Required work:
Which lines of the data hold the word "subquery"? Copy all of them.

Information shown:

+++++

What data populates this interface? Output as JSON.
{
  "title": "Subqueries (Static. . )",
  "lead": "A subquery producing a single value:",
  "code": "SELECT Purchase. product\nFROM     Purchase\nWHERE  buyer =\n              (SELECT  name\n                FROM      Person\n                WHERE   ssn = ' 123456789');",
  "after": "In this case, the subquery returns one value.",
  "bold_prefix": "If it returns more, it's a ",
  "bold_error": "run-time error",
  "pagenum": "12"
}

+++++

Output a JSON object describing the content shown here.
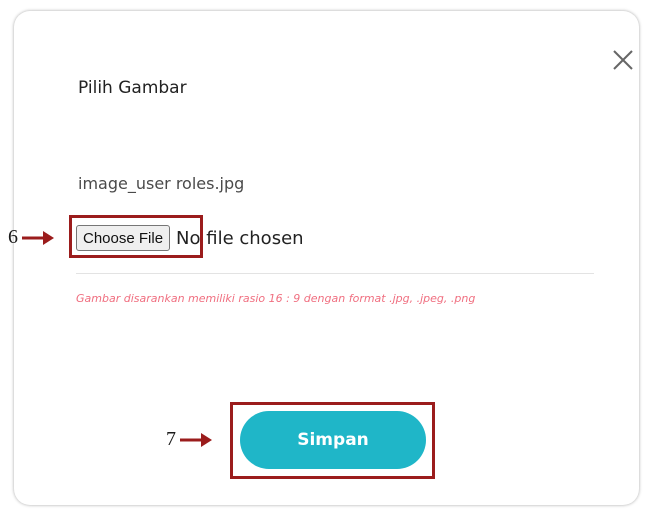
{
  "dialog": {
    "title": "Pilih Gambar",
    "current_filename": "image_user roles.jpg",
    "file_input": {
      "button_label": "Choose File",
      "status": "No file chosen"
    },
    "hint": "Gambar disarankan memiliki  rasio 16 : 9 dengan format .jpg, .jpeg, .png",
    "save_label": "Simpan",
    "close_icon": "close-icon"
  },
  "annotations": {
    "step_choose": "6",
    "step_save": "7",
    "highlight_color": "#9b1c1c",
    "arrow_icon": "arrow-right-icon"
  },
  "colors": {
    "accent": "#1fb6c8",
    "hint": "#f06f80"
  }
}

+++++

The answer:
  "lead": "A subquery producing a single value:",
  "after": "In this case, the subquery returns one value.",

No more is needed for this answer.